▶ _TASK INSTRUCTIONS_
Starting with the first line, output the data exactly, through to the last line.

[Records from a data source]
• • • • •
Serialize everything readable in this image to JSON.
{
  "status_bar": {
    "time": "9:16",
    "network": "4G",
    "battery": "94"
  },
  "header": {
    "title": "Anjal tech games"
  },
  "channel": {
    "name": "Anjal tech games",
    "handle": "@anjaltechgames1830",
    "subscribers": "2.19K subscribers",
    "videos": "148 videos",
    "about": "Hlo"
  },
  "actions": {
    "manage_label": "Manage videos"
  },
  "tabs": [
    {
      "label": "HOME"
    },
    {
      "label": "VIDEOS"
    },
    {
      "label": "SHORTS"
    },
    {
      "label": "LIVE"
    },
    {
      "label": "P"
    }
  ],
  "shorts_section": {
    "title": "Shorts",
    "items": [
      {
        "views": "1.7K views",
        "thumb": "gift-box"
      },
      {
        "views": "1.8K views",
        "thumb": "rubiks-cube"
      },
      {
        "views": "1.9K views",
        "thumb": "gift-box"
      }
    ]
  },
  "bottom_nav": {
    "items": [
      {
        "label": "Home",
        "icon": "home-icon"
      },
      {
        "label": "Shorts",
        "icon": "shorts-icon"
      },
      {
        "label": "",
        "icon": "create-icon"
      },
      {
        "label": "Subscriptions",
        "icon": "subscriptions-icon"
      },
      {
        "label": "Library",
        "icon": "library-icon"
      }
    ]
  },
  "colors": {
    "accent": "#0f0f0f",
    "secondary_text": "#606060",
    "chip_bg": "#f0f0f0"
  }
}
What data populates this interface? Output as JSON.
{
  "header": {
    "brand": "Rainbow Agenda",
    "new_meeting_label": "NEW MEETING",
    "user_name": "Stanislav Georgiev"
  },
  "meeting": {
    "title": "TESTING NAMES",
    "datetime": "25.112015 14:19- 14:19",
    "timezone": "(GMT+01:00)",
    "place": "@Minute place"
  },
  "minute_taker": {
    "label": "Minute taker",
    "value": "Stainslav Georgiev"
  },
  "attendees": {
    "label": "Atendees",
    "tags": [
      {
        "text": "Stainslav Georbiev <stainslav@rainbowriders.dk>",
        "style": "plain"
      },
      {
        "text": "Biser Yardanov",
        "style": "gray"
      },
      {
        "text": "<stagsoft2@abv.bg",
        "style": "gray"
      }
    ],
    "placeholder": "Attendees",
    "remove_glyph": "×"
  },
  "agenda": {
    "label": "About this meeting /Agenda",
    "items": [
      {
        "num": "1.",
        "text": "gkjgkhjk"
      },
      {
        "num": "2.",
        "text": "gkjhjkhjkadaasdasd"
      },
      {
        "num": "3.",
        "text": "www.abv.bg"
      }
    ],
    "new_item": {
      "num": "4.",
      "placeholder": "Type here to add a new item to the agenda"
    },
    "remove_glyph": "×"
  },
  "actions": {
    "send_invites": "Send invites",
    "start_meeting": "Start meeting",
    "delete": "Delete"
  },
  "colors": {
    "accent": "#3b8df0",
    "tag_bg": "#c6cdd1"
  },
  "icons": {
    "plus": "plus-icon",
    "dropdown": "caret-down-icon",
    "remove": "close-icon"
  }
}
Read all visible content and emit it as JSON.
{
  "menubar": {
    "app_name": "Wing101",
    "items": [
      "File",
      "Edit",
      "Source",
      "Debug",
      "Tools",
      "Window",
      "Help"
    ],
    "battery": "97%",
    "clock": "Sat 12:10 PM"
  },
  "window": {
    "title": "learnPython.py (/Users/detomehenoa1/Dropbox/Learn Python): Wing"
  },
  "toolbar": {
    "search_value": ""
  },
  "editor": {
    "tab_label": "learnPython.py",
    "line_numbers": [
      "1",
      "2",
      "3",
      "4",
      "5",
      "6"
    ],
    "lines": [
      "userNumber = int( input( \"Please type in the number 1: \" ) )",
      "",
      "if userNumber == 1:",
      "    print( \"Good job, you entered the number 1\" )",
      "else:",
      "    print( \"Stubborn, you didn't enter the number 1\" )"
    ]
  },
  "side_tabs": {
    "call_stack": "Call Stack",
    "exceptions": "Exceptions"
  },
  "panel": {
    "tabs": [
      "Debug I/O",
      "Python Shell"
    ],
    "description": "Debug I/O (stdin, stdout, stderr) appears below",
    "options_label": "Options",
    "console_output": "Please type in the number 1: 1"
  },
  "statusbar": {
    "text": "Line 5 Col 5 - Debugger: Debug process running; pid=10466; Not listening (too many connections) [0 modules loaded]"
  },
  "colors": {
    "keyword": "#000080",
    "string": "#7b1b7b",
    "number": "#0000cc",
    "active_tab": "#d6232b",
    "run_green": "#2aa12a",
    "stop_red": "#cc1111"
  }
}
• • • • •
▶ _EXERCISE OUTPUT_
Serialize everything readable in this image to JSON.
{
  "status_bar": {
    "time": "9:16",
    "network": "4G",
    "battery": "94"
  },
  "header": {
    "title": "Anjal tech games"
  },
  "channel": {
    "name": "Anjal tech games",
    "handle": "@anjaltechgames1830",
    "subscribers": "2.19K subscribers",
    "videos": "148 videos",
    "about": "Hlo"
  },
  "actions": {
    "manage_label": "Manage videos"
  },
  "tabs": [
    {
      "label": "HOME"
    },
    {
      "label": "VIDEOS"
    },
    {
      "label": "SHORTS"
    },
    {
      "label": "LIVE"
    },
    {
      "label": "P"
    }
  ],
  "shorts_section": {
    "title": "Shorts",
    "items": [
      {
        "views": "1.7K views",
        "thumb": "gift-box"
      },
      {
        "views": "1.8K views",
        "thumb": "rubiks-cube"
      },
      {
        "views": "1.9K views",
        "thumb": "gift-box"
      }
    ]
  },
  "bottom_nav": {
    "items": [
      {
        "label": "Home",
        "icon": "home-icon"
      },
      {
        "label": "Shorts",
        "icon": "shorts-icon"
      },
      {
        "label": "",
        "icon": "create-icon"
      },
      {
        "label": "Subscriptions",
        "icon": "subscriptions-icon"
      },
      {
        "label": "Library",
        "icon": "library-icon"
      }
    ]
  },
  "colors": {
    "accent": "#0f0f0f",
    "secondary_text": "#606060",
    "chip_bg": "#f0f0f0"
  }
}
What data populates this interface? Output as JSON.
{
  "header": {
    "brand": "Rainbow Agenda",
    "new_meeting_label": "NEW MEETING",
    "user_name": "Stanislav Georgiev"
  },
  "meeting": {
    "title": "TESTING NAMES",
    "datetime": "25.112015 14:19- 14:19",
    "timezone": "(GMT+01:00)",
    "place": "@Minute place"
  },
  "minute_taker": {
    "label": "Minute taker",
    "value": "Stainslav Georgiev"
  },
  "attendees": {
    "label": "Atendees",
    "tags": [
      {
        "text": "Stainslav Georbiev <stainslav@rainbowriders.dk>",
        "style": "plain"
      },
      {
        "text": "Biser Yardanov",
        "style": "gray"
      },
      {
        "text": "<stagsoft2@abv.bg",
        "style": "gray"
      }
    ],
    "placeholder": "Attendees",
    "remove_glyph": "×"
  },
  "agenda": {
    "label": "About this meeting /Agenda",
    "items": [
      {
        "num": "1.",
        "text": "gkjgkhjk"
      },
      {
        "num": "2.",
        "text": "gkjhjkhjkadaasdasd"
      },
      {
        "num": "3.",
        "text": "www.abv.bg"
      }
    ],
    "new_item": {
      "num": "4.",
      "placeholder": "Type here to add a new item to the agenda"
    },
    "remove_glyph": "×"
  },
  "actions": {
    "send_invites": "Send invites",
    "start_meeting": "Start meeting",
    "delete": "Delete"
  },
  "colors": {
    "accent": "#3b8df0",
    "tag_bg": "#c6cdd1"
  },
  "icons": {
    "plus": "plus-icon",
    "dropdown": "caret-down-icon",
    "remove": "close-icon"
  }
}
Read all visible content and emit it as JSON.
{
  "menubar": {
    "app_name": "Wing101",
    "items": [
      "File",
      "Edit",
      "Source",
      "Debug",
      "Tools",
      "Window",
      "Help"
    ],
    "battery": "97%",
    "clock": "Sat 12:10 PM"
  },
  "window": {
    "title": "learnPython.py (/Users/detomehenoa1/Dropbox/Learn Python): Wing"
  },
  "toolbar": {
    "search_value": ""
  },
  "editor": {
    "tab_label": "learnPython.py",
    "line_numbers": [
      "1",
      "2",
      "3",
      "4",
      "5",
      "6"
    ],
    "lines": [
      "userNumber = int( input( \"Please type in the number 1: \" ) )",
      "",
      "if userNumber == 1:",
      "    print( \"Good job, you entered the number 1\" )",
      "else:",
      "    print( \"Stubborn, you didn't enter the number 1\" )"
    ]
  },
  "side_tabs": {
    "call_stack": "Call Stack",
    "exceptions": "Exceptions"
  },
  "panel": {
    "tabs": [
      "Debug I/O",
      "Python Shell"
    ],
    "description": "Debug I/O (stdin, stdout, stderr) appears below",
    "options_label": "Options",
    "console_output": "Please type in the number 1: 1"
  },
  "statusbar": {
    "text": "Line 5 Col 5 - Debugger: Debug process running; pid=10466; Not listening (too many connections) [0 modules loaded]"
  },
  "colors": {
    "keyword": "#000080",
    "string": "#7b1b7b",
    "number": "#0000cc",
    "active_tab": "#d6232b",
    "run_green": "#2aa12a",
    "stop_red": "#cc1111"
  }
}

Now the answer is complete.